So what’s a creative-minded entrepreneur to do: give up? Of course not. Businesses throughout history have grappled with the financing problem, and the successful ones all found ways around it. More often than not, the very same strategies can be used to get over your personal financing hurdles.
Despite being remembered as a towering business legend, Henry Ford did not begin as a wealthy man. Quite the contrary: as Ford Motor Company (F) explains on its corporate website, Henry came from humble roots and never forgot them. Despite deriving greater financial security from a job promotion at Edison Illuminating Company in 1893, he did not have the luxury of a large cash reserve with which to start Ford Motor (the epitome of a capital-intensive business.) The way Henry Ford managed to start, sustain and grow his business was by using so-called “cash floats.”
Ford knew he could never afford to pay for all the materials needed to build a car up-front. So instead, he negotiated deals with dealers obligating them to pay cash for his cars.

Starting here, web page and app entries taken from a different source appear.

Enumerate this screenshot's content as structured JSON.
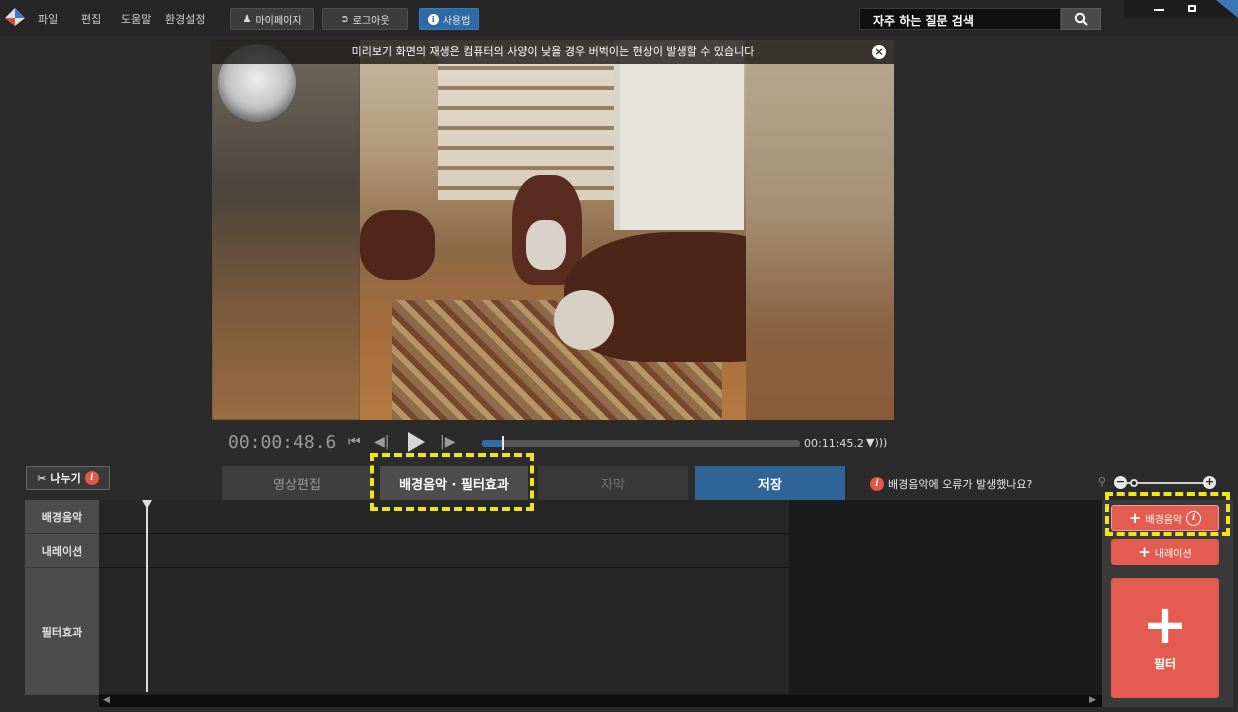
{
  "menu": {
    "items": [
      "파일",
      "편집",
      "도움말",
      "환경설정"
    ],
    "mypage": "마이페이지",
    "logout": "로그아웃",
    "howto": "사용법"
  },
  "search": {
    "value": "자주 하는 질문 검색"
  },
  "preview": {
    "notice": "미리보기 화면의 재생은 컴퓨터의 사양이 낮을 경우 버벅이는 현상이 발생할 수 있습니다",
    "close": "×"
  },
  "player": {
    "current_time": "00:00:48.6",
    "total_time": "00:11:45.2",
    "progress": 0.07
  },
  "tabs": {
    "split": "나누기",
    "edit": "영상편집",
    "bgm_filter": "배경음악 · 필터효과",
    "subtitle": "자막",
    "save": "저장"
  },
  "bgm_error": "배경음악에 오류가 발생했나요?",
  "timeline": {
    "labels": [
      "배경음악",
      "내레이션",
      "필터효과"
    ]
  },
  "right_panel": {
    "add_bgm": "배경음악",
    "add_narration": "내레이션",
    "add_filter": "필터"
  },
  "colors": {
    "accent_blue": "#2f6496",
    "add_red": "#e35c4f",
    "highlight_yellow": "#f2e31f"
  }
}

Then, he convinced suppliers to let him pay for the materials 30 days after receiving them. In this way, Ford could get his parts right away, build his cars and sell them to dealers at a profit before any of his expenses came due.
Another creative financing technique at your disposal is to seek out a silent partner. A silent partner is any investor who puts money into your business in exchange for future profits but does not have a voice in decision making. This could be a wealthy relative, a co-worker or anyone else you can persuade to invest. Be careful, though, not to accept silent partner investment from just anyone. The ideal scenario is taking a little from someone who has a lot, as such people are unlikely to freak out about the inevitable ups and downs of a new business venture.
Conversely, taking $50,000 from your retired Aunt Mildred could cause her to be extremely antsy about every little cash flow problem.
In his essay How To Fund a Startup, Paul Graham of the venture firm Y Combinator writes that consulting work can help provide early seed money for new businesses:
“Another way to fund a startup is to get a job. The best sort of job is a consulting project in which you can build whatever software you wanted to sell as a startup. Then you can gradually transform yourself from a consulting company into a product company, and have your clients pay your development expenses.”
While Graham’s advice was admittedly tailored to technology startups, it is easy to envision the same model being applicable to other service businesses. Someone looking to start a small to medium-sized accounting firm, for instance, can take on freelance jobs in the early going and resolve to put most or all of that money toward growing his company. Different types of services businesses could conceivably do the same.
Hard Money Lenders
If your business is in a pinch and absolutely needs money by yesterday to capitalize on an opportunity, there are always hard money lenders. Payday lenders, for instance, make short-term loans at high interest rates.
But beware: there are very few circumstances when going to this type of lending establishment makes sense. The correct time to utilize a payday lender for business purposes is when you face a money-making opportunity that is certain, but fleeting, and which requires cash at once. If you can get the money quickly and use it for a deal that returns $50,000, what does it matter that you paid $5,000 in interest to get it? Then again, consider this your last resort for financing, to be approached only if you’ve exhausted all other options listed above.